How sad that Liverpool dropped two points due to an assist by a beach ball! It says something about the quality of the game and of Liverpool’s attack without Torres that no humans were able to put the ball in the net but a red beach ball was able to divert Bent’s tame shot past Reina. Match of the Day might regret showing the kid who threw the ball on the pitch (a Liverpool fan) if they end up missing out on the title (or, more likely, Europe) by a couple of points. Hilarious — as was the argument between United legend Steve Bruce and Rafa Benitez.

Ferguson Doesn’t Grow Old Gracefully

Sunday, October 4th, 2009

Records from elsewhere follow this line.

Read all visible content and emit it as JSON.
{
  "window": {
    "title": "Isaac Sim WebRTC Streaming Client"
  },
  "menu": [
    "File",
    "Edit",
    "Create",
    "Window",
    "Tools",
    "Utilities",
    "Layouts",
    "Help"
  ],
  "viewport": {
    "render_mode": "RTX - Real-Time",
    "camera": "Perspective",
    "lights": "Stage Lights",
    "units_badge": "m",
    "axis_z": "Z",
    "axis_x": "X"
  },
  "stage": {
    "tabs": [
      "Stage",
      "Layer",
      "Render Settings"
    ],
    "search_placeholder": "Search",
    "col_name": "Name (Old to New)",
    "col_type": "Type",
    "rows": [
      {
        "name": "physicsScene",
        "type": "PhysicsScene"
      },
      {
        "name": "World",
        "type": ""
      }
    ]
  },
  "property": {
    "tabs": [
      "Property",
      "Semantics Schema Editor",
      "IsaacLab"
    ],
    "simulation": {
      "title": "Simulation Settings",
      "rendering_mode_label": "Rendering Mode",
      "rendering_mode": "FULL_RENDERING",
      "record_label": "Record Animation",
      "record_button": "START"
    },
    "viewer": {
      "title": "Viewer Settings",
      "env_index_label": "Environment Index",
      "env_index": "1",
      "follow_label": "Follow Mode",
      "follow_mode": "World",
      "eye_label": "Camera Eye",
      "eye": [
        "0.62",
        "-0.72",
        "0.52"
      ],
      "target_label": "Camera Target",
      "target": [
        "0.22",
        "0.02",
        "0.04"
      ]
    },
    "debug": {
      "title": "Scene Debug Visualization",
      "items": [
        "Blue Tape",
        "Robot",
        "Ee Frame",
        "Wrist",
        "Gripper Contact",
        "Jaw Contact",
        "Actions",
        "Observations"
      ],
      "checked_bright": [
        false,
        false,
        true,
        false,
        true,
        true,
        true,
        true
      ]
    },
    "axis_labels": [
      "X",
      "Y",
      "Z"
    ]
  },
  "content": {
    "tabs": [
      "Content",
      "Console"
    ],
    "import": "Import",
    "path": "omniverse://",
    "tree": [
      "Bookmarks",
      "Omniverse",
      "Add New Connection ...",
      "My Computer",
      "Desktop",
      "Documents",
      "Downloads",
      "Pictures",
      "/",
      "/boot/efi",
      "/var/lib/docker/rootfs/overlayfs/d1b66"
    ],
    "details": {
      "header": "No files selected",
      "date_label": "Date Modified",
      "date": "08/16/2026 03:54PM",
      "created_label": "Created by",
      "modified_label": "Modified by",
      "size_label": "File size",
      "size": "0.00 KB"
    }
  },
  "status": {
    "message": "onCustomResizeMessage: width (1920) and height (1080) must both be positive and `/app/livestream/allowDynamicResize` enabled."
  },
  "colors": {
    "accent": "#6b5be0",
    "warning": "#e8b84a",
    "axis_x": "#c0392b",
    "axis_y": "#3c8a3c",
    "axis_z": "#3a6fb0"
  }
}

Oxford might have wonderfully historic pubs with great ale and lots of atmosphere but what about the needs of drinkers whose teams are playing at 5.30pm on ESPN? No big plasma screens at the Turf Tavern or the King’s Arms or White Horse so I ended up missing the Man Utd v Sunderland match live and followed the less than comforting scoreline on my phone. After a self-stranding toilet incident involving the 280 bus I had to catch the train back from Haddenham and then valiantly tried to stay awake when I eventually got home through the end of Strictly Come Dancing so I could watch the highlights on MOTD.

Of course, I fell asleep just a few minutes before it started and missed the highlights. Fortunately I was able to remember to record the repeat of the programme at 8am this morning and so enjoyed two remarkable spectacles. Berbatov’s goal was superbly taken — an amazing overhead kick. However, the terrible decision that Wiley made about the Anderson penalty interview brought on the most amazing rant by SAF against the fourth official. Whatever his other failings, Ferguson will certainly get stuck in and fight ‘the enemy’ for his team.